    If you have any comments or suggestions, shoot me an email. If you know of any other methods for calculating either the number of bins, or the bin width, than those included there, please send the reference to me, and I will see if I can include them as more options in future versions.
    Alfonso Sanchez-Penalver

  • #2
    Hi Alfonso, this is a great command, really needed for my work! Quick question: how do i export the results i.e. generate new variables so that i can see which observation fall into the different bins!

    thanks in advance for your help!

    Best regards,



    • #3
      Hi Stelios, this is a great question, and the short answer is I don't know because the command histogram, which is the one that spechist uses to create each graph, doesn't store these things. But you have given me something to think about to see how I could actually store these things in my command myself. Maybe something to update in a later version.
      Alfonso Sanchez-Penalver


      • #4

        histogram calls twoway__histogram_gen.ado, which is a sort of pre-processor before it calls twoway histotgram, so you might look at that for ideas on how Stata generates bins. You can even call it yourself using the return, display, and gen() options to see what it is doing.

        The upshot of it (vis-a-vis the request by Stelios) seems to be the following formula for generating a categorical variable that indicates which values map to which bins:
            gen `midbin' = floor((`v'-`min')/`h') if `touse'
        where v is the variable name, min is the minimum for that variable and h is the bin width.

        Hope this helps.


        P.S. Thanks for the acknowledgement in the spechist documentation; I had forgotten about that conversation.


        • #5
          Hi Joe, I will definitely look into it when I have time to revisit the program, i.e. when I have some time not preparing classes, listening to students, getting papers ready... lol. I think it is a great idea to be able to return a list of the actual bins used for each of the graphs. I do wonder why histogram doesn't do it. Not only for Stelios request but I'm sure it would become handy for other purposes.

          You're welcome, you did help me out of a pickle!!! :D
          Alfonso Sanchez-Penalver


          • #6
            So I went ahead and changed the program to store different information into r(). The bin boundaries I'm storing in matrices, so I guess you would have to convert them into lists to create the dummies, or you can do them in a loop. I used the twoway__histogram_gen command as Joe suggested, and getting the minimum, the width and the number of bins, I looped to generate the rest of the boundaries, with a simple addition in the loop (lower bound plus width). Stelios if you give me your full name I'll credit you for the specific functionality. Joe, you will always be credited of course, you keep pointing me in the right direction!!! I'll wait to see if Stelios gets back with his name a couple of days, and submit the update then.
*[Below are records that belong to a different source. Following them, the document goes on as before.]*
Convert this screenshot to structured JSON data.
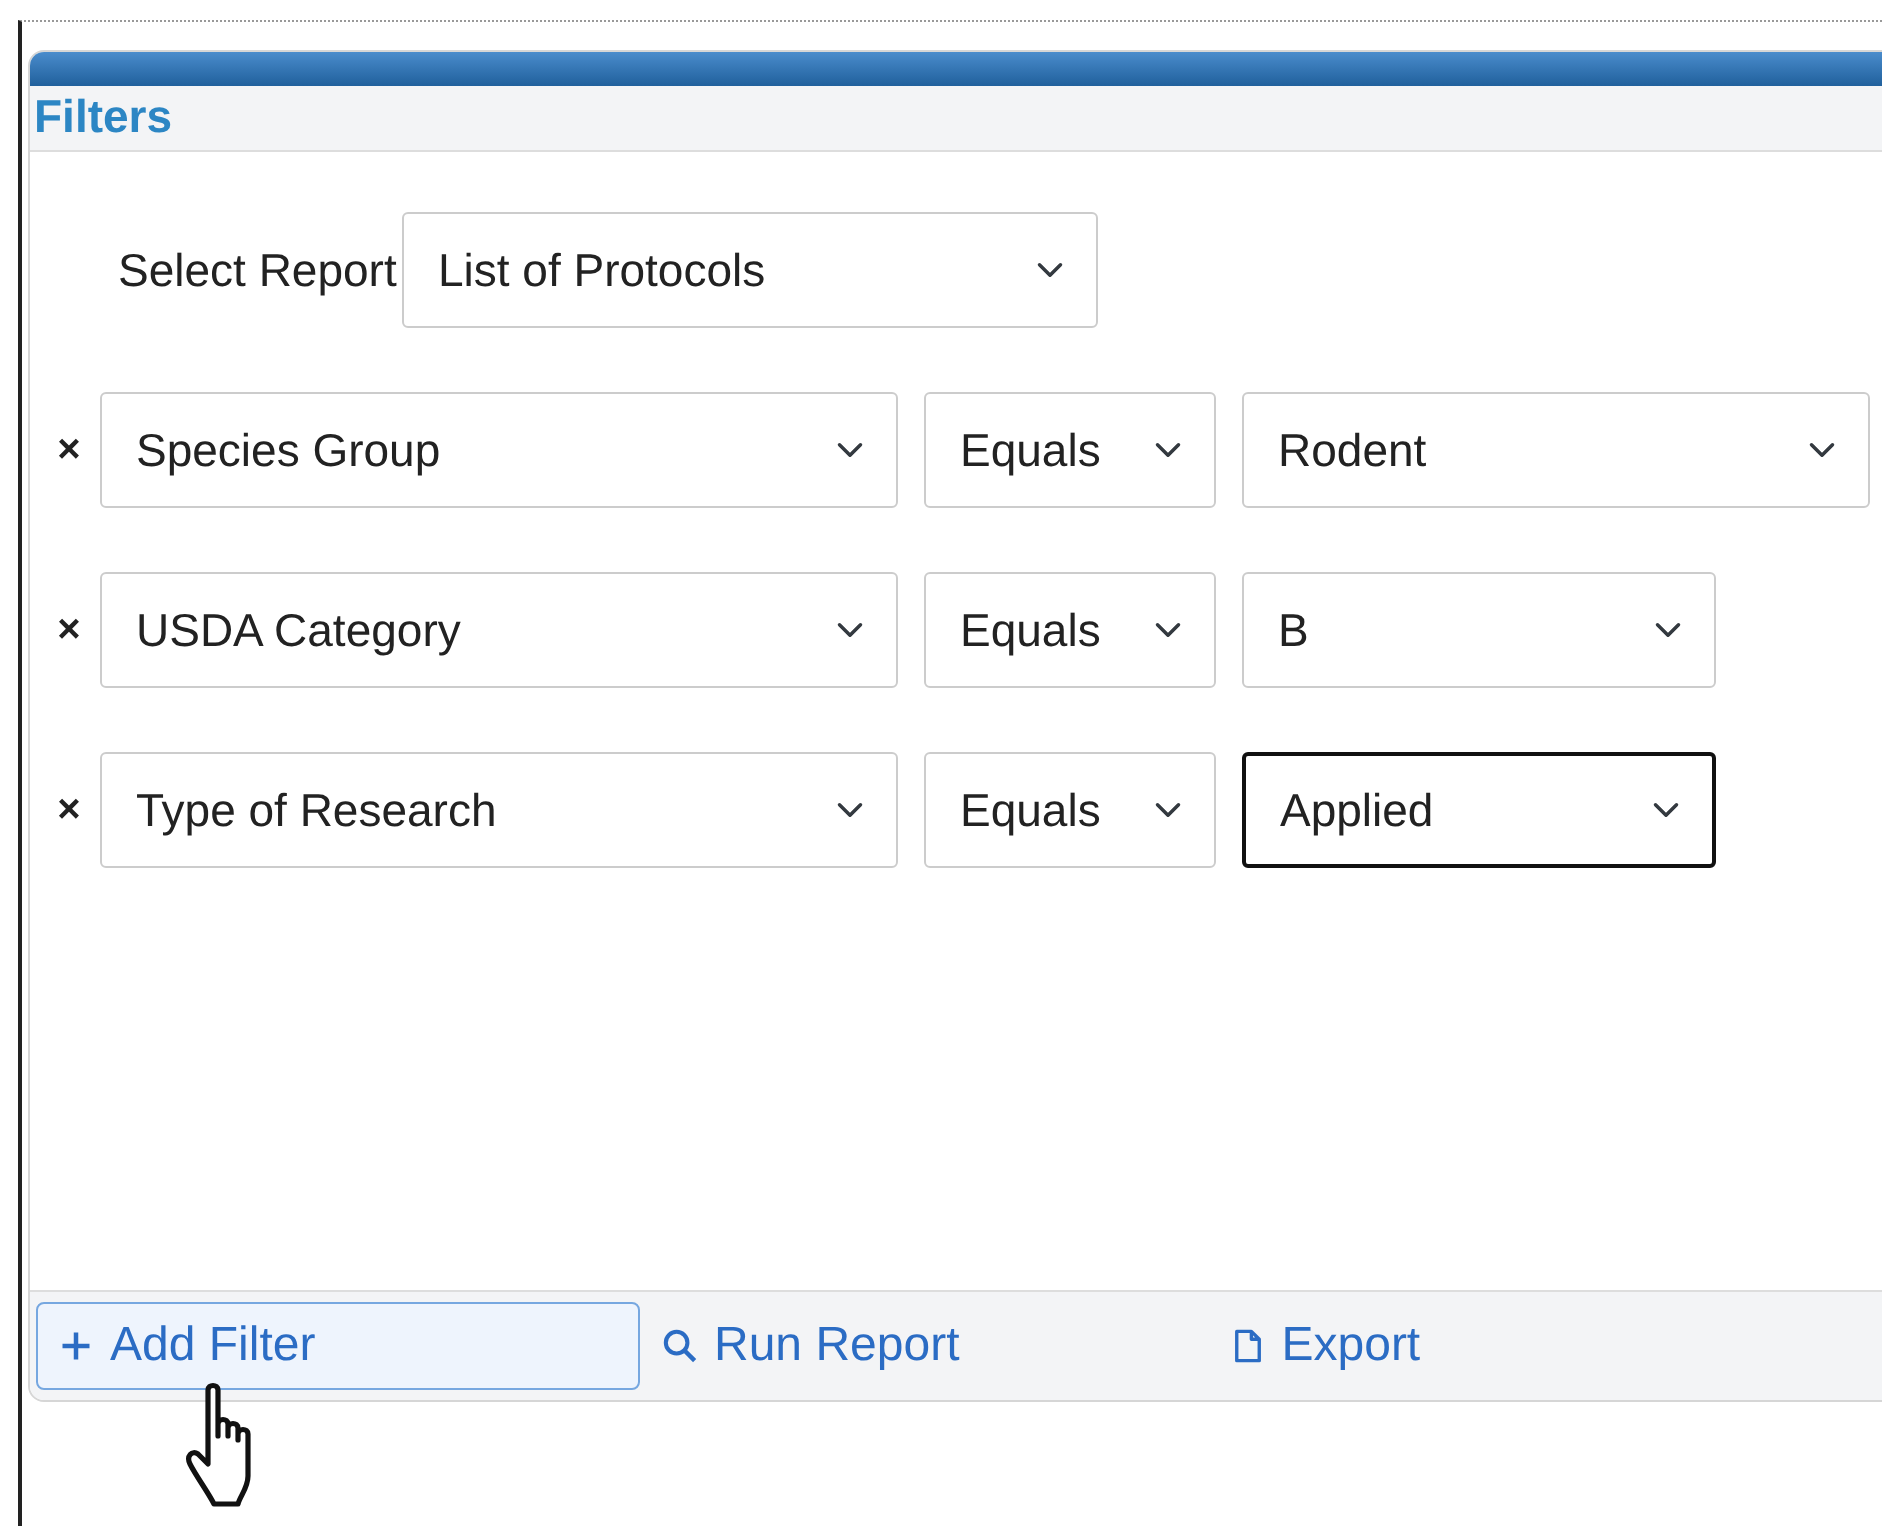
{
  "panel": {
    "title": "Filters"
  },
  "report": {
    "label": "Select Report",
    "value": "List of Protocols"
  },
  "filters": [
    {
      "remove": "×",
      "field": "Species Group",
      "operator": "Equals",
      "value": "Rodent",
      "wide": true,
      "focused": false
    },
    {
      "remove": "×",
      "field": "USDA Category",
      "operator": "Equals",
      "value": "B",
      "wide": false,
      "focused": false
    },
    {
      "remove": "×",
      "field": "Type of Research",
      "operator": "Equals",
      "value": "Applied",
      "wide": false,
      "focused": true
    }
  ],
  "actions": [
    {
      "kind": "add",
      "label": "Add Filter",
      "hovered": true
    },
    {
      "kind": "run",
      "label": "Run Report",
      "hovered": false
    },
    {
      "kind": "export",
      "label": "Export",
      "hovered": false
    }
  ]
}
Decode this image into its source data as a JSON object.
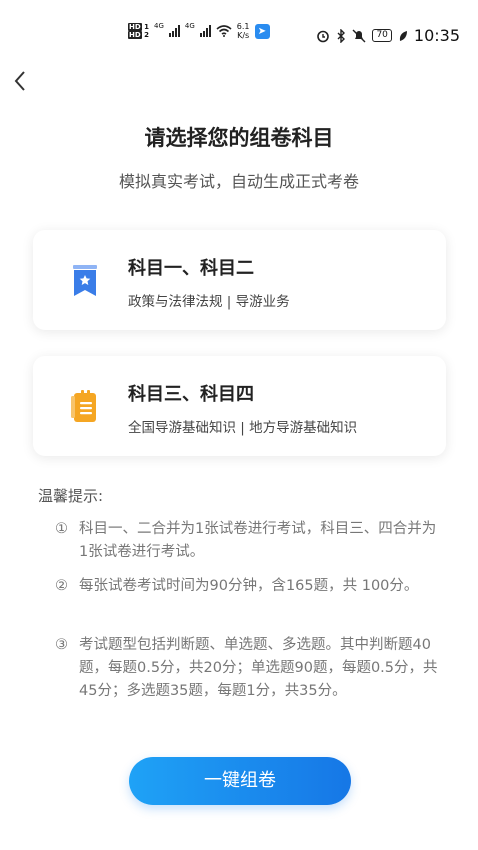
{
  "statusbar": {
    "hd1": "HD",
    "hd1_num": "1",
    "hd2": "HD",
    "hd2_num": "2",
    "net1": "4G",
    "net2": "4G",
    "speed_value": "6.1",
    "speed_unit": "K/s",
    "battery": "70",
    "time": "10:35",
    "icons": [
      "alarm-icon",
      "bluetooth-icon",
      "mute-icon",
      "battery-icon",
      "leaf-icon"
    ]
  },
  "header": {
    "back_icon": "chevron-left-icon",
    "title": "请选择您的组卷科目",
    "subtitle": "模拟真实考试，自动生成正式考卷"
  },
  "cards": [
    {
      "title": "科目一、科目二",
      "subtitle": "政策与法律法规 | 导游业务",
      "icon": "bookmark-star-icon",
      "icon_color": "#3a7de8"
    },
    {
      "title": "科目三、科目四",
      "subtitle": "全国导游基础知识 | 地方导游基础知识",
      "icon": "notepad-icon",
      "icon_color": "#f5a623"
    }
  ],
  "tips": {
    "title": "温馨提示:",
    "items": [
      {
        "num": "①",
        "text": "科目一、二合并为1张试卷进行考试，科目三、四合并为1张试卷进行考试。"
      },
      {
        "num": "②",
        "text": "每张试卷考试时间为90分钟，含165题，共 100分。"
      },
      {
        "num": "③",
        "text": "考试题型包括判断题、单选题、多选题。其中判断题40题，每题0.5分，共20分；单选题90题，每题0.5分，共45分；多选题35题，每题1分，共35分。"
      }
    ]
  },
  "action": {
    "button_label": "一键组卷",
    "button_color": "#1a8cf0"
  }
}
            Thanks you both!!!
            Last edited by Alfonso Sánchez-Peñalver; 29 Jul 2014, 10:21. Reason: formatting
            Alfonso Sanchez-Penalver